The Evolution of Sports Betting


A sportsbook is a gambling establishment that accepts bets on various sporting events. It pays those who correctly predict the outcome of a contest, while retaining stakes from those who do not. Despite being one of the oldest forms of gambling, this business continues to evolve, with the latest technological innovations offering players new ways to interact with and place bets on their favorite games.

The most common bets at a sportsbook include straight wagers on teams, individual players and over/under totals for games. Some sportsbooks also offer parlays, in which multiple bet types are combined on a single ticket. This offers an opportunity to win large payouts, but it is important to understand that the odds for parlays are much longer than single bets.

In addition to standard bets, some sportsbooks feature a variety of specialty bets. These might include prop bets, which are bets that are based on statistical analysis and data, or proposition bets, in which the player places a bet based on their own observations and knowledge of the game. While these bets do not always pay off, they can provide entertainment value and help a player gain confidence in their betting abilities.

Some sportsbooks have expanded their offerings to include eSports and other pivotal world events. Others are experimenting with blockchain technology to offer players unique and innovative features. For example, Six Sigma Sports has integrated a native Layer 1 decentralized blockchain into its platform, giving bettors transparency and control over their assets. This allows players to bet against the house, a shift in power that could change how the industry operates.

One of the main reasons that a bettors’ edge over the sportsbook is so small is because the oddsmakers must create betting lines for every game in the schedule. They must take into account the playing styles and tendencies of each team, as well as the venue where the game is being played. This is why some teams perform better at home than away, a factor that is often built into the point spreads and moneylines for a game.

As legal sports betting expands across the country, regulated sportsbooks are introducing new features to attract and retain bettors. These include Cash Out, which gives bettors the option to buy out of a losing bet for a certain amount. This provides a give and take for both the bettor and sportsbook, as it allows bettors to lock in profits while also allowing sportsbooks to cut their losses.

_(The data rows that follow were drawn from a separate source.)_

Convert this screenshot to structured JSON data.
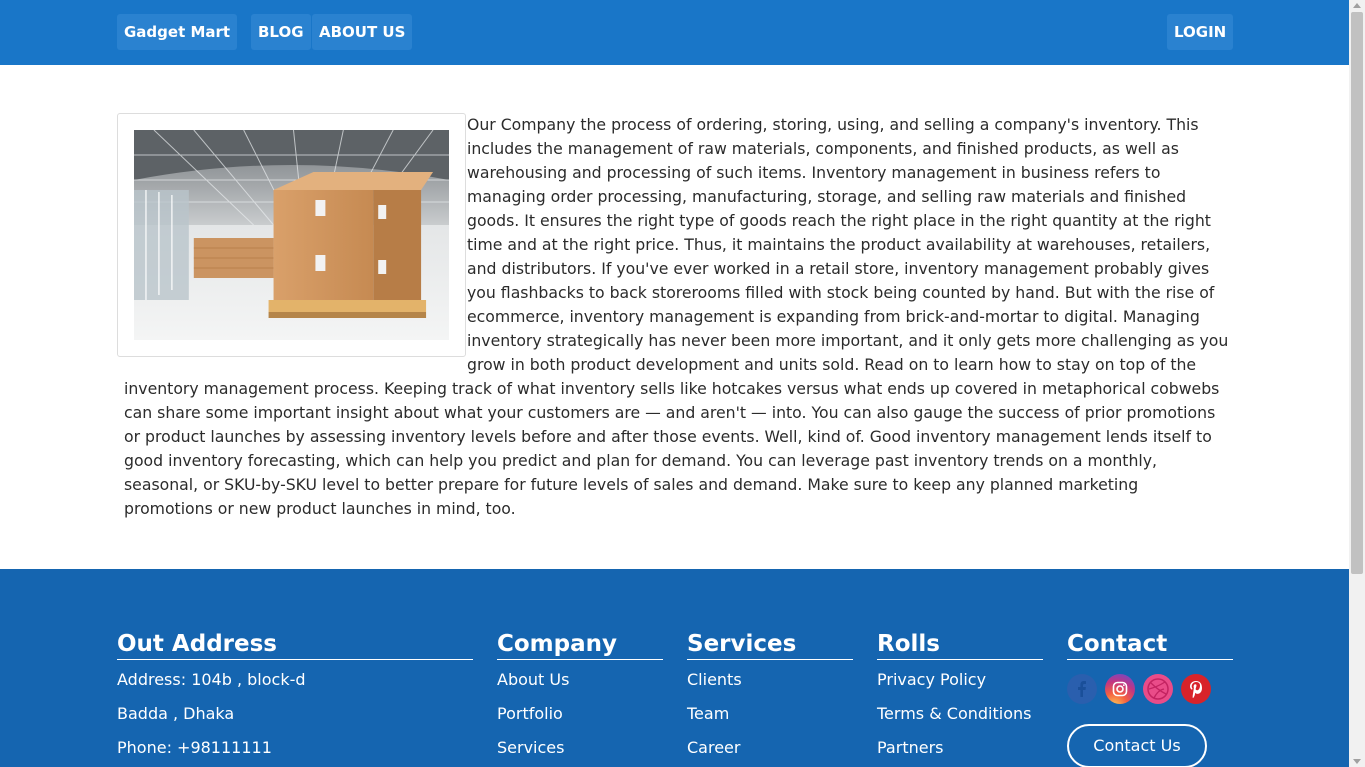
{
  "navbar": {
    "brand": "Gadget Mart",
    "blog": "BLOG",
    "about": "ABOUT US",
    "login": "LOGIN",
    "bg_color": "#1976c8"
  },
  "article": {
    "image_alt": "warehouse with stacked cardboard boxes on pallet",
    "text": "Our Company the process of ordering, storing, using, and selling a company's inventory. This includes the management of raw materials, components, and finished products, as well as warehousing and processing of such items. Inventory management in business refers to managing order processing, manufacturing, storage, and selling raw materials and finished goods. It ensures the right type of goods reach the right place in the right quantity at the right time and at the right price. Thus, it maintains the product availability at warehouses, retailers, and distributors. If you've ever worked in a retail store, inventory management probably gives you flashbacks to back storerooms filled with stock being counted by hand. But with the rise of ecommerce, inventory management is expanding from brick-and-mortar to digital. Managing inventory strategically has never been more important, and it only gets more challenging as you grow in both product development and units sold. Read on to learn how to stay on top of the inventory management process. Keeping track of what inventory sells like hotcakes versus what ends up covered in metaphorical cobwebs can share some important insight about what your customers are — and aren't — into. You can also gauge the success of prior promotions or product launches by assessing inventory levels before and after those events. Well, kind of. Good inventory management lends itself to good inventory forecasting, which can help you predict and plan for demand. You can leverage past inventory trends on a monthly, seasonal, or SKU-by-SKU level to better prepare for future levels of sales and demand. Make sure to keep any planned marketing promotions or new product launches in mind, too."
  },
  "footer": {
    "bg_color": "#1565b0",
    "address": {
      "title": "Out Address",
      "items": [
        "Address: 104b , block-d",
        "Badda , Dhaka",
        "Phone: +98111111"
      ]
    },
    "company": {
      "title": "Company",
      "items": [
        "About Us",
        "Portfolio",
        "Services"
      ]
    },
    "services": {
      "title": "Services",
      "items": [
        "Clients",
        "Team",
        "Career"
      ]
    },
    "rolls": {
      "title": "Rolls",
      "items": [
        "Privacy Policy",
        "Terms & Conditions",
        "Partners"
      ]
    },
    "contact": {
      "title": "Contact",
      "social_icons": [
        "facebook-icon",
        "instagram-icon",
        "dribbble-icon",
        "pinterest-icon"
      ],
      "button": "Contact Us"
    }
  }
}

In order to succeed in the crowded sports betting landscape, a sportsbook must have a strong foundation of customer support and an easy-to-use app. It should offer competitive odds, promotions and a deep sports betting catalog. It should also be able to process deposits and withdrawals quickly and securely. Lastly, it should be available on both desktop and mobile devices. A sportsbook that fails to meet any of these requirements will quickly lose its customers to competitors.